“I don’t actually want to be doing this,” he says. “I’m bringing large amounts of materials into my home, which is a real concern at a time like this. I really hope major manufacturing can sort out the PPE issue as soon as possible.”
He doesn’t need anymore cash for raw materials or printers – there’s no room left in his and Becky’s home – but he is putting out an urgent call for OHP film, used to make the face screens, and .8mm nozzles, mark 8, suitable for Creality Ender 3 and 5 printers.
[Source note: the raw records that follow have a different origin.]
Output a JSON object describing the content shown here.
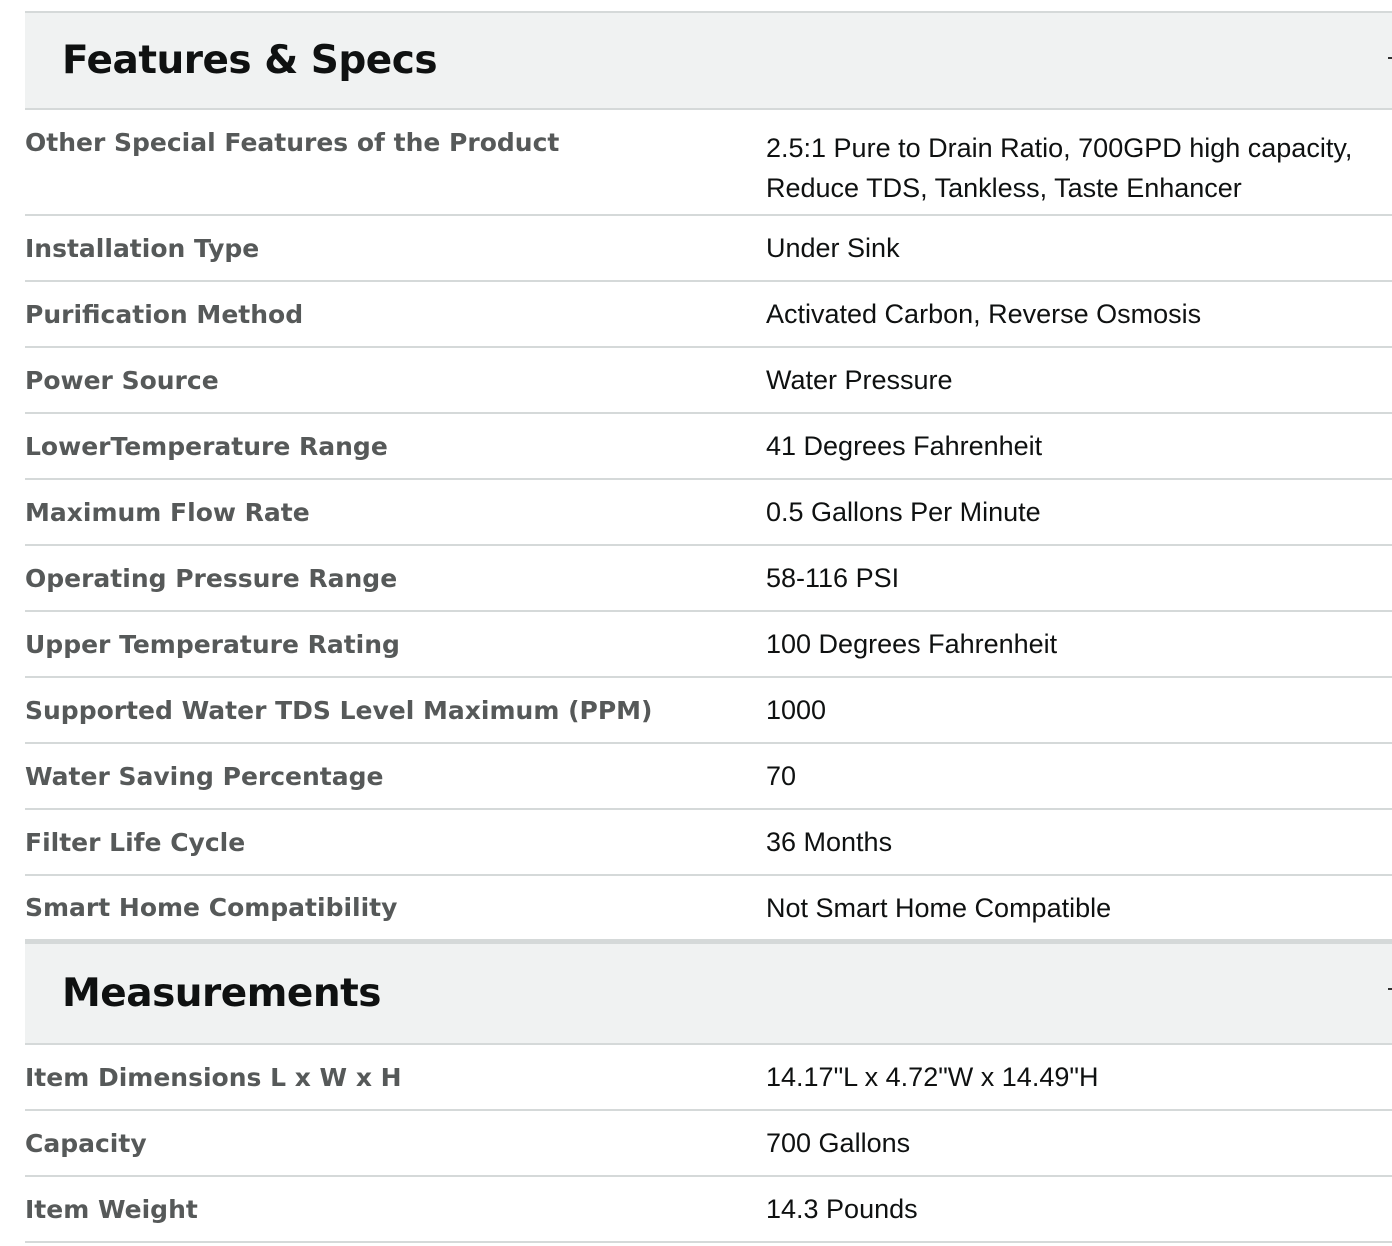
{
  "sections": [
    {
      "title": "Features & Specs",
      "rows": [
        {
          "label": "Other Special Features of the Product",
          "value_line1": "2.5:1 Pure to Drain Ratio, 700GPD high capacity,",
          "value_line2": "Reduce TDS, Tankless, Taste Enhancer"
        },
        {
          "label": "Installation Type",
          "value": "Under Sink"
        },
        {
          "label": "Purification Method",
          "value": "Activated Carbon, Reverse Osmosis"
        },
        {
          "label": "Power Source",
          "value": "Water Pressure"
        },
        {
          "label": "LowerTemperature Range",
          "value": "41 Degrees Fahrenheit"
        },
        {
          "label": "Maximum Flow Rate",
          "value": "0.5 Gallons Per Minute"
        },
        {
          "label": "Operating Pressure Range",
          "value": "58-116 PSI"
        },
        {
          "label": "Upper Temperature Rating",
          "value": "100 Degrees Fahrenheit"
        },
        {
          "label": "Supported Water TDS Level Maximum (PPM)",
          "value": "1000"
        },
        {
          "label": "Water Saving Percentage",
          "value": "70"
        },
        {
          "label": "Filter Life Cycle",
          "value": "36 Months"
        },
        {
          "label": "Smart Home Compatibility",
          "value": "Not Smart Home Compatible"
        }
      ]
    },
    {
      "title": "Measurements",
      "rows": [
        {
          "label": "Item Dimensions L x W x H",
          "value": "14.17\"L x 4.72\"W x 14.49\"H"
        },
        {
          "label": "Capacity",
          "value": "700 Gallons"
        },
        {
          "label": "Item Weight",
          "value": "14.3 Pounds"
        }
      ]
    }
  ],
  "icons": {
    "collapse": "chevron-up-icon"
  }
}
He also needs bowden tube.
“The OHP film is expensive and it’s sold out everywhere, as so many people like me are making this equipment,” he says.
“I have around 2500 to 3000 thicker sheets being donated by Flight Plastics, but that delivery isn’t going to come for a few days, so if anyone can help with some sooner, that would be a big help.”
Damien has already sent 650 masks out to local hospitals and other frontline services, such as local homeless shelters. He can supply anything from small numbers of shields for services such as pharmacies, to filling orders for large hospitals.
“Because they are open, they are splash guards, so masks still need to be worn under them, but it does give people an extra layer of protection,” he says. “I’ve had some pretty emotional messages from nurses, saying thank you. There are a lot of frightened people in frontline roles, doing the best they can.”
Damien is keen to reach out to others interested in using their 3-D printers to make PPE and to hear from engineers, scientists or other printers for suggestions on how to improve the equipment that he is making. He’d also be delighted to hear from manufacturers if he can help them turn out industrial quantities of face shields.
Damien is glad to be able to help those who are short of PPE but is baffled by the fact that hobbyists like him are filling this huge equipment gap in the NHS and beyond, and hopes that big industry will be stepping in soon.
“I’m a hobbyist but I realised I could scale up what I was doing and I’m not doing anything else,” says Damien, who has a job offer waiting for him once the coronavirus crisis has settled down.
“But it’s crazy – I don’t think hobbyists should be the ones supplying PPE to doctors and nurses on the frontline in the NHS, but we are.”